The creativity and culture are two fundamental elements for the development of heuristics in art. Below we summarize the actions that each of these heuristic strategies includes to enhance artistic creation.
- Creativity: implies the ability to invent, innovate, explore and solve problems. Here imagination, divergent thinking, analogy, experimentation, fiction and imitation are used.
- Culture: refers to considering the set of values and beliefs that make up the historical, social and personal context of the artist and the public.
Creativity and culture feed each other, since the culture provides the resources and the challenges for creativity, and this contributes to transform and diversify culture.
What is heuristics in philosophy?
In philosophy, heuristics is a method or approach to the discovery of new conceptsideas or theories that is based on exploration and experimentation.
The heuristic is used in different fields of philosophy such as ethics, epistemology and philosophy of science. For example:
- In the ethicsheuristics can serve to guide moral decisions when there are no absolute principles or clear rules to follow.
- In the epistemologyheuristics are used to answer questions about how we obtain knowledge and how we can overcome obstacles in the search for truth.
- In the philosophy of science, heuristics are used to deal with the uncertainty and complexity that define scientific inquiry. New experiments are done and new theories are created in areas where understanding is not easy or there is a lack of information.
Heuristics in philosophy can be useful to help the artist to generate creative and innovative solutions. However, you can also file certain limitations that can lead to misprocesses and cognitive biases.
A cognitive bias occurs when the practical strategies or methods used to generate knowledge may be inaccurate, incomplete, or irrational. It is also presumed a cognitive bias when the basis of the investigation is supported only by approximations or assumptions.
What is heuristics in science?
Heuristics constitutes, in the strict sense, a true theory of the development of science. Its strategy in this area is based on the experienceobservation, analogy, divergent thinking, fiction and imitation.
The heuristics as a scientific discipline, is applied to various areas of knowledge, such as physics, mathematics, biology, engineering, psychology and philosophy of science. In all these fields, the heuristic method seeks to provide answers to problems through innovative and simple methods.
Logical Reasoning and Investigation
The heuristic strategies of logical reasoning and research in science are similarly applied to other areas.
It’s all about using practical, creative or intuitive methods to investigate and discover solutions to scientific problems. At the same time, it is used to create logical principles and rules to analyze and evaluate the arguments and the conclusions that are drawn.

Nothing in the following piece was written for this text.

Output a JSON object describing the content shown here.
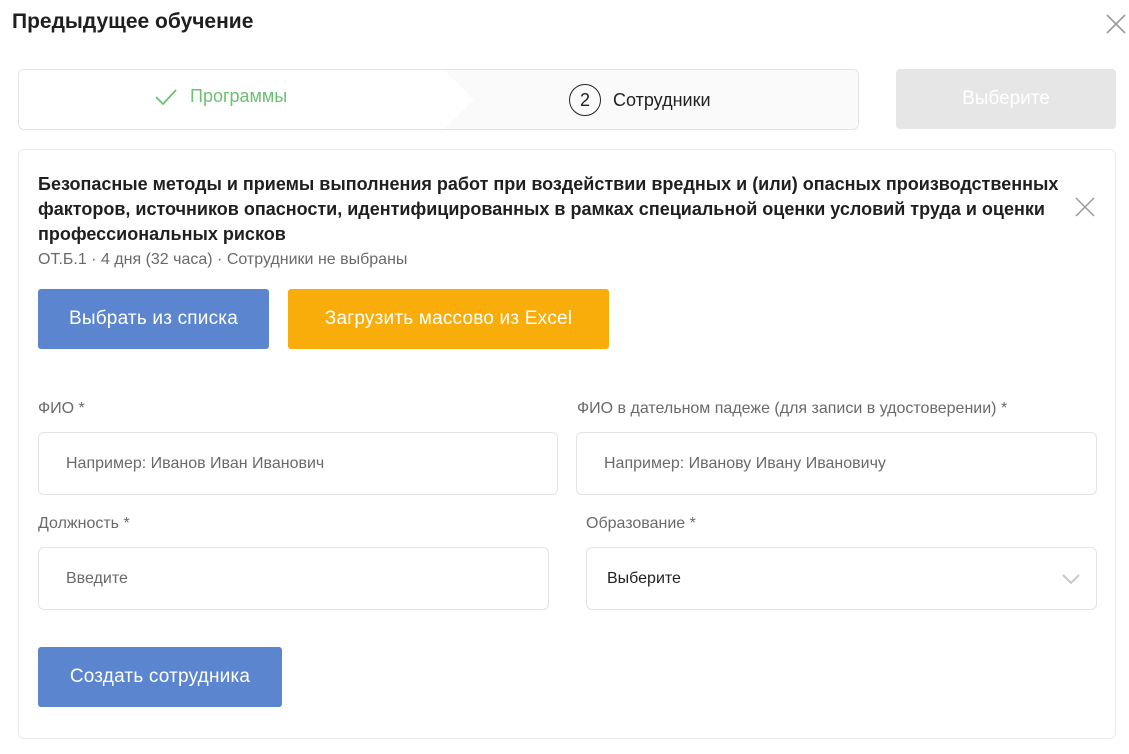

For optimal results, it seeks to combine creativity and innovation with coherence and validity, in order to avoid cognitive biases or errors that can occur when using heuristics inappropriately.